    ABSTRACT: CGX, a traditional herbal drug, has been prescribed for patients suffering from various liver diseases, including hepatitis B, alcoholic liver disease, and fatty liver. We investigated whether CGX has hepatoprotective effects against lipopolysaccharide/D-galactosamine (LPS/D-GalN)-induced acute liver injury and its underlying mechanism(s). Mice were administered CGX orally for 7 days prior to an injection of LPS (5 μg/kg)/D-GalN (700 mg/kg). Complete blood count, serum diagnostic markers, antioxidant activities, caspase activity, and histopathological examinations were conducted 8 h after the injection. To evaluate the immunological mechanism of CGX, serum TNF-α and IL-10 were investigated 1.5 h after LPS/D-GalN injection. CGX pretreatment (100, 200, and 400 mg/kg) inhibited the elevation of serum AST and ALT levels as well as histopathological alterations. Moreover, CGX pretreatment inhibited activation of caspase-3/7. CGX attenuated LPS/D-GalN-induced lipid peroxidation with concomitant improvement in total antioxidant activities (superoxide dismutase, catalase, and glutathione peroxidase). CGX elevated the antioxidant capacity of the liver in both the pathological and normal conditions. Furthermore, LPS/D-GalN-induced alterations of neutrophil and lymphocyte populations were ameliorated and serum TNF-α was decreased significantly by CGX. From these data we conclude that CGX protects the liver from LPS/D-GalN-induced hepatitis through antioxidant mechanisms as well as immune modulation.

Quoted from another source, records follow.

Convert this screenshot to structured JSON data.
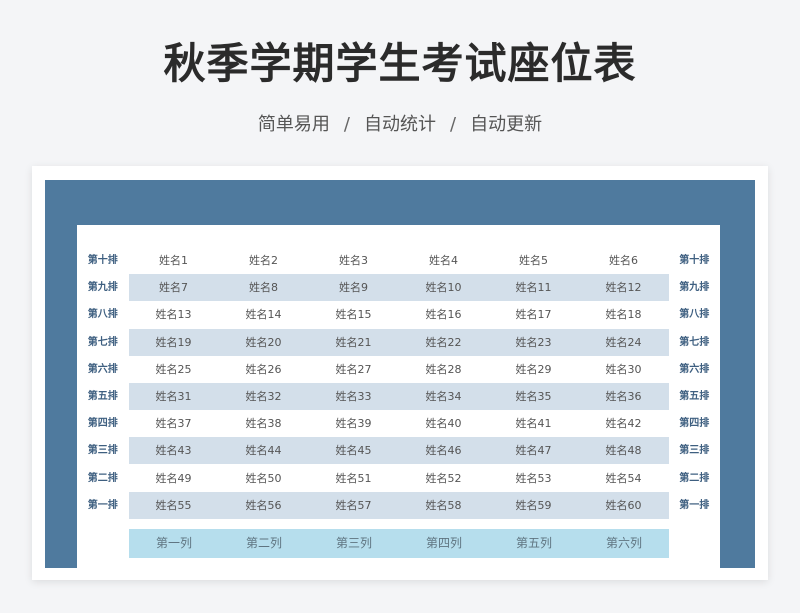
{
  "header": {
    "title": "秋季学期学生考试座位表",
    "subtitle_items": [
      "简单易用",
      "自动统计",
      "自动更新"
    ],
    "subtitle_separator": "/"
  },
  "colors": {
    "frame": "#4f7a9e",
    "alt_row": "#d3dfea",
    "column_bar": "#b6deed",
    "row_label": "#3e5f80"
  },
  "rows": [
    {
      "label": "第十排",
      "seats": [
        "姓名1",
        "姓名2",
        "姓名3",
        "姓名4",
        "姓名5",
        "姓名6"
      ]
    },
    {
      "label": "第九排",
      "seats": [
        "姓名7",
        "姓名8",
        "姓名9",
        "姓名10",
        "姓名11",
        "姓名12"
      ]
    },
    {
      "label": "第八排",
      "seats": [
        "姓名13",
        "姓名14",
        "姓名15",
        "姓名16",
        "姓名17",
        "姓名18"
      ]
    },
    {
      "label": "第七排",
      "seats": [
        "姓名19",
        "姓名20",
        "姓名21",
        "姓名22",
        "姓名23",
        "姓名24"
      ]
    },
    {
      "label": "第六排",
      "seats": [
        "姓名25",
        "姓名26",
        "姓名27",
        "姓名28",
        "姓名29",
        "姓名30"
      ]
    },
    {
      "label": "第五排",
      "seats": [
        "姓名31",
        "姓名32",
        "姓名33",
        "姓名34",
        "姓名35",
        "姓名36"
      ]
    },
    {
      "label": "第四排",
      "seats": [
        "姓名37",
        "姓名38",
        "姓名39",
        "姓名40",
        "姓名41",
        "姓名42"
      ]
    },
    {
      "label": "第三排",
      "seats": [
        "姓名43",
        "姓名44",
        "姓名45",
        "姓名46",
        "姓名47",
        "姓名48"
      ]
    },
    {
      "label": "第二排",
      "seats": [
        "姓名49",
        "姓名50",
        "姓名51",
        "姓名52",
        "姓名53",
        "姓名54"
      ]
    },
    {
      "label": "第一排",
      "seats": [
        "姓名55",
        "姓名56",
        "姓名57",
        "姓名58",
        "姓名59",
        "姓名60"
      ]
    }
  ],
  "columns": [
    "第一列",
    "第二列",
    "第三列",
    "第四列",
    "第五列",
    "第六列"
  ]
}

    No preview · Article · Mar 2011 · Food and chemical toxicology: an international journal published for the British Industrial Biological Research Association
Show more